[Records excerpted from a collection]
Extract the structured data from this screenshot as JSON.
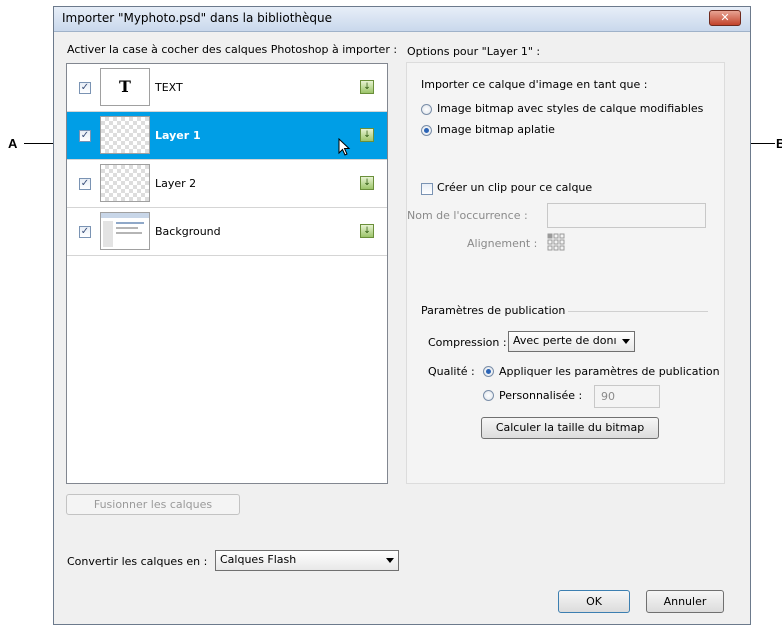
{
  "callouts": {
    "left": "A",
    "right": "B"
  },
  "window": {
    "title": "Importer \"Myphoto.psd\" dans la bibliothèque",
    "close_glyph": "✕"
  },
  "layers_section": {
    "label": "Activer la case à cocher des calques Photoshop à importer :",
    "layers": [
      {
        "name": "TEXT",
        "checked": "✓",
        "thumb_text": "T"
      },
      {
        "name": "Layer 1",
        "checked": "✓",
        "selected": true
      },
      {
        "name": "Layer 2",
        "checked": "✓"
      },
      {
        "name": "Background",
        "checked": "✓"
      }
    ],
    "merge_button": "Fusionner les calques"
  },
  "convert": {
    "label": "Convertir les calques en :",
    "value": "Calques Flash"
  },
  "options": {
    "title": "Options pour \"Layer 1\" :",
    "import_as_label": "Importer ce calque d'image en tant que :",
    "radio_editable": "Image bitmap avec styles de calque modifiables",
    "radio_flattened": "Image bitmap aplatie",
    "clip_checkbox": "Créer un clip pour ce calque",
    "instance_name_label": "Nom de l'occurrence :",
    "alignment_label": "Alignement :",
    "publish_section": "Paramètres de publication",
    "compression_label": "Compression :",
    "compression_value": "Avec perte de donı",
    "quality_label": "Qualité :",
    "quality_publish": "Appliquer les paramètres de publication",
    "quality_custom": "Personnalisée :",
    "quality_value": "90",
    "calc_button": "Calculer la taille du bitmap"
  },
  "footer": {
    "ok": "OK",
    "cancel": "Annuler"
  },
  "colors": {
    "selection": "#009ee6",
    "dialog_bg": "#f0f0f0"
  }
}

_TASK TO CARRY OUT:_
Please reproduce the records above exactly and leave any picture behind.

_FINAL ANSWER:_
Extract the structured data from this screenshot as JSON.
{
  "callouts": {
    "left": "A",
    "right": "B"
  },
  "window": {
    "title": "Importer \"Myphoto.psd\" dans la bibliothèque",
    "close_glyph": "✕"
  },
  "layers_section": {
    "label": "Activer la case à cocher des calques Photoshop à importer :",
    "layers": [
      {
        "name": "TEXT",
        "checked": "✓",
        "thumb_text": "T"
      },
      {
        "name": "Layer 1",
        "checked": "✓",
        "selected": true
      },
      {
        "name": "Layer 2",
        "checked": "✓"
      },
      {
        "name": "Background",
        "checked": "✓"
      }
    ],
    "merge_button": "Fusionner les calques"
  },
  "convert": {
    "label": "Convertir les calques en :",
    "value": "Calques Flash"
  },
  "options": {
    "title": "Options pour \"Layer 1\" :",
    "import_as_label": "Importer ce calque d'image en tant que :",
    "radio_editable": "Image bitmap avec styles de calque modifiables",
    "radio_flattened": "Image bitmap aplatie",
    "clip_checkbox": "Créer un clip pour ce calque",
    "instance_name_label": "Nom de l'occurrence :",
    "alignment_label": "Alignement :",
    "publish_section": "Paramètres de publication",
    "compression_label": "Compression :",
    "compression_value": "Avec perte de donı",
    "quality_label": "Qualité :",
    "quality_publish": "Appliquer les paramètres de publication",
    "quality_custom": "Personnalisée :",
    "quality_value": "90",
    "calc_button": "Calculer la taille du bitmap"
  },
  "footer": {
    "ok": "OK",
    "cancel": "Annuler"
  },
  "colors": {
    "selection": "#009ee6",
    "dialog_bg": "#f0f0f0"
  }
}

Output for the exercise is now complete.